## What the task asks
Sort through the entries below and pull out lines containing the word "Notes".

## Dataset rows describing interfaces
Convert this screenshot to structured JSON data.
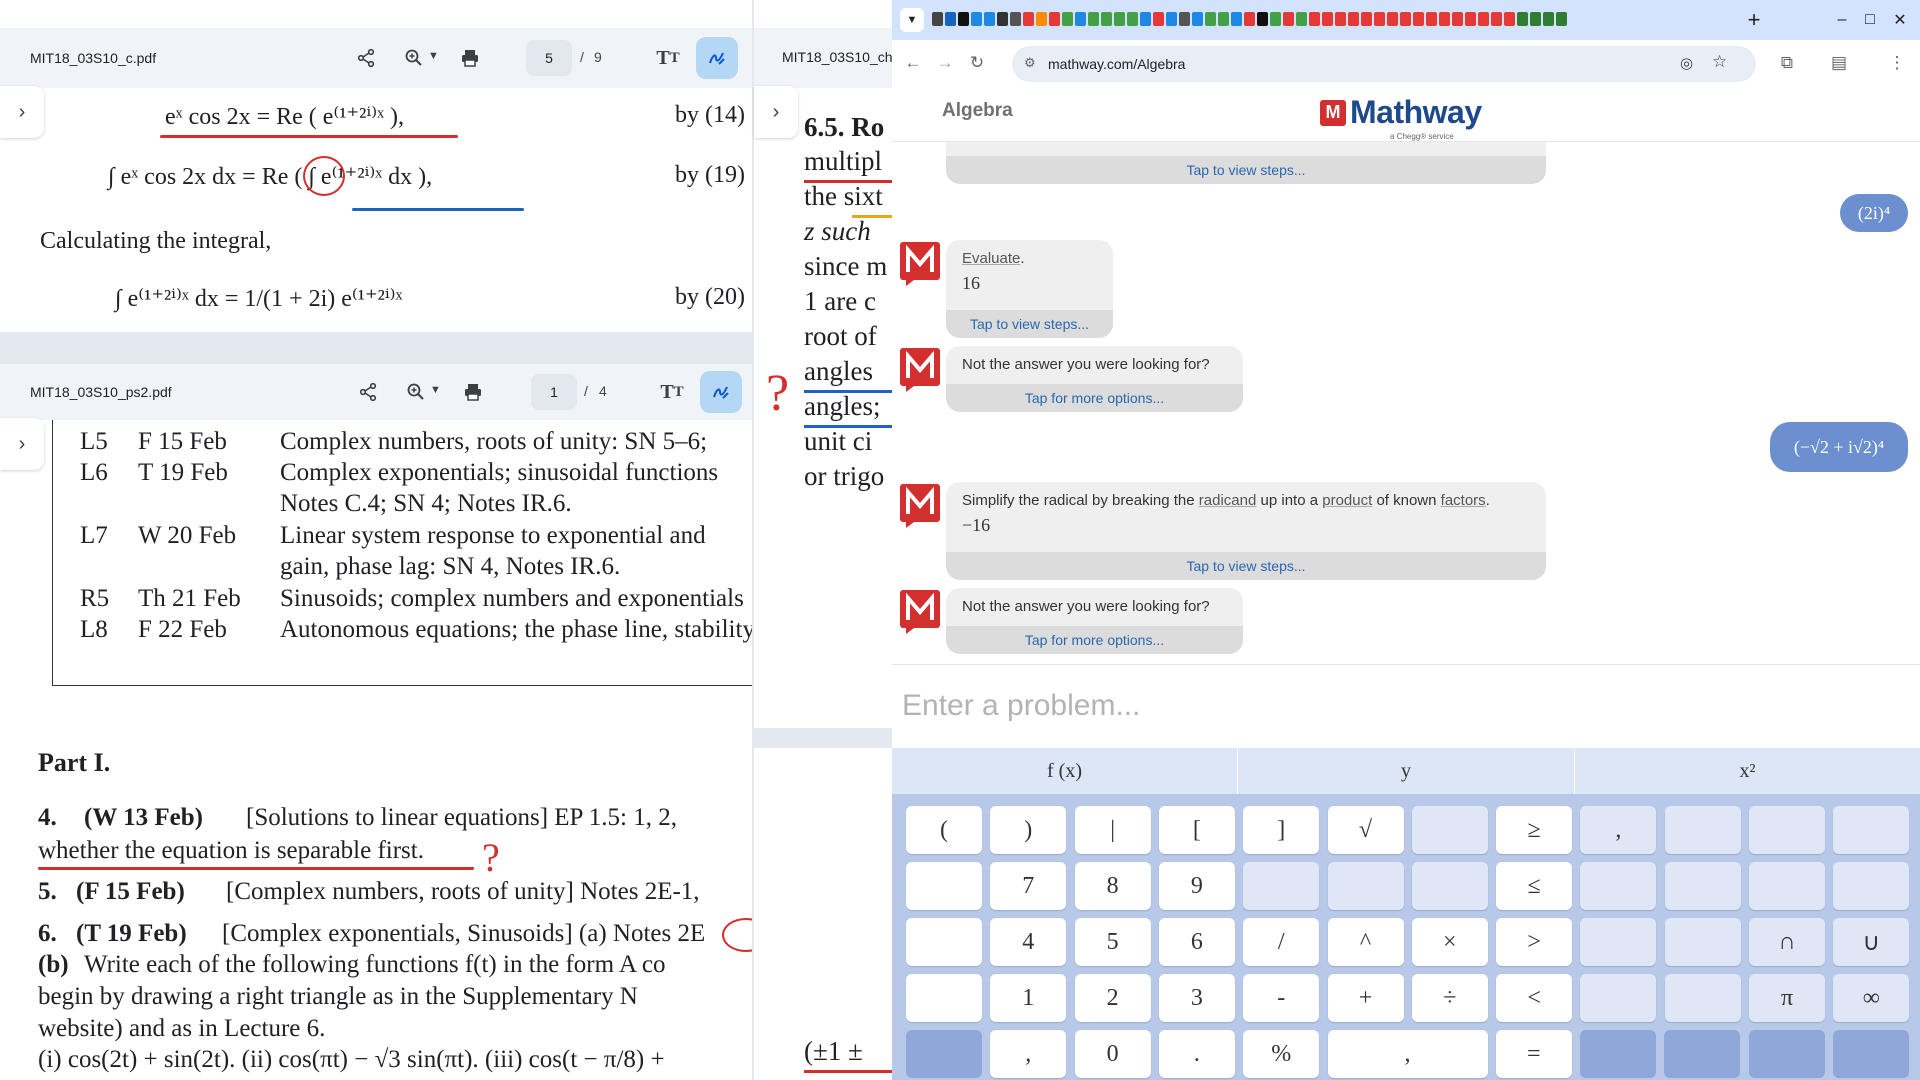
{
  "pdf_top": {
    "filename": "MIT18_03S10_c.pdf",
    "page_current": "5",
    "page_sep": "/",
    "page_total": "9",
    "lines": [
      {
        "expr": "eˣ cos 2x  =  Re ( e⁽¹⁺²ⁱ⁾ˣ ),",
        "ref": "by (14)"
      },
      {
        "expr": "∫ eˣ cos 2x dx  =  Re ( ∫ e⁽¹⁺²ⁱ⁾ˣ dx ),",
        "ref": "by (19)"
      },
      {
        "text": "Calculating the integral,"
      },
      {
        "expr": "∫ e⁽¹⁺²ⁱ⁾ˣ dx  =  1/(1 + 2i) e⁽¹⁺²ⁱ⁾ˣ",
        "ref": "by (20)"
      }
    ]
  },
  "pdf_bottom": {
    "filename": "MIT18_03S10_ps2.pdf",
    "page_current": "1",
    "page_sep": "/",
    "page_total": "4",
    "schedule": [
      {
        "lec": "L5",
        "date": "F 15 Feb",
        "topic": "Complex numbers, roots of unity: SN 5–6;"
      },
      {
        "lec": "L6",
        "date": "T 19 Feb",
        "topic": "Complex exponentials; sinusoidal functions"
      },
      {
        "lec": "",
        "date": "",
        "topic": "Notes C.4; SN 4; Notes IR.6."
      },
      {
        "lec": "L7",
        "date": "W 20 Feb",
        "topic": "Linear system response to exponential and"
      },
      {
        "lec": "",
        "date": "",
        "topic": "gain, phase lag: SN 4, Notes IR.6."
      },
      {
        "lec": "R5",
        "date": "Th 21 Feb",
        "topic": "Sinusoids; complex numbers and exponentials"
      },
      {
        "lec": "L8",
        "date": "F 22 Feb",
        "topic": "Autonomous equations; the phase line, stability"
      }
    ],
    "part_heading": "Part I.",
    "problems": [
      {
        "num": "4.",
        "head": "(W 13 Feb)",
        "text": "[Solutions to linear equations] EP 1.5: 1, 2,"
      },
      {
        "num": "",
        "head": "",
        "text": "whether the equation is separable first."
      },
      {
        "num": "5.",
        "head": "(F 15 Feb)",
        "text": "[Complex numbers, roots of unity] Notes 2E-1,"
      },
      {
        "num": "6.",
        "head": "(T 19 Feb)",
        "text": "[Complex exponentials, Sinusoids] (a) Notes 2E"
      },
      {
        "num": "",
        "head": "(b)",
        "text": "Write each of the following functions f(t) in the form A co"
      },
      {
        "num": "",
        "head": "",
        "text": "begin by drawing a right triangle as in the Supplementary N"
      },
      {
        "num": "",
        "head": "",
        "text": "website) and as in Lecture 6."
      },
      {
        "num": "",
        "head": "",
        "text": "(i) cos(2t) + sin(2t).  (ii) cos(πt) − √3 sin(πt).  (iii) cos(t − π/8) +"
      }
    ],
    "question_mark": "?"
  },
  "pdf_middle": {
    "filename": "MIT18_03S10_ch",
    "lines": [
      "6.5. Ro",
      "multipl",
      "the sixt",
      "z such",
      "since m",
      "1 are c",
      "root of",
      "angles",
      "angles;",
      "unit ci",
      "or trigo"
    ],
    "bottom_text": "(±1 ±",
    "question_mark": "?"
  },
  "browser": {
    "url": "mathway.com/Algebra",
    "new_tab": "+",
    "minimize": "–",
    "maximize": "□",
    "close": "✕"
  },
  "mathway": {
    "section": "Algebra",
    "logo_mark": "M",
    "logo_text": "Mathway",
    "logo_sub": "a Chegg® service",
    "top_partial_footer": "Tap to view steps...",
    "user_msg_1": "(2i)⁴",
    "bot_1": {
      "label": "Evaluate",
      "period": ".",
      "answer": "16",
      "footer": "Tap to view steps..."
    },
    "bot_2": {
      "text": "Not the answer you were looking for?",
      "footer": "Tap for more options..."
    },
    "user_msg_2": "(−√2 + i√2)⁴",
    "bot_3": {
      "pre": "Simplify the radical by breaking the ",
      "w1": "radicand",
      "mid1": " up into a ",
      "w2": "product",
      "mid2": " of known ",
      "w3": "factors",
      "end": ".",
      "answer": "−16",
      "footer": "Tap to view steps..."
    },
    "bot_4": {
      "text": "Not the answer you were looking for?",
      "footer": "Tap for more options..."
    },
    "input_placeholder": "Enter a problem...",
    "tabs": [
      "f (x)",
      "y",
      "x²"
    ],
    "keys": [
      [
        "(",
        ")",
        "|",
        "[",
        "]",
        "√",
        "",
        "≥",
        ",",
        "",
        "",
        ""
      ],
      [
        "",
        "7",
        "8",
        "9",
        "",
        "",
        "",
        "≤",
        "",
        "",
        "",
        ""
      ],
      [
        "",
        "4",
        "5",
        "6",
        "/",
        "^",
        "×",
        ">",
        "",
        "",
        "∩",
        "∪"
      ],
      [
        "",
        "1",
        "2",
        "3",
        "-",
        "+",
        "÷",
        "<",
        "",
        "",
        "π",
        "∞"
      ],
      [
        "",
        ",",
        "0",
        ".",
        "%",
        ",",
        "=",
        "",
        "",
        "",
        ""
      ]
    ]
  }
}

## Answer
        "topic": "Notes C.4; SN 4; Notes IR.6."
        "topic": "gain, phase lag: SN 4, Notes IR.6."
        "text": "[Complex numbers, roots of unity] Notes 2E-1,"
        "text": "[Complex exponentials, Sinusoids] (a) Notes 2E"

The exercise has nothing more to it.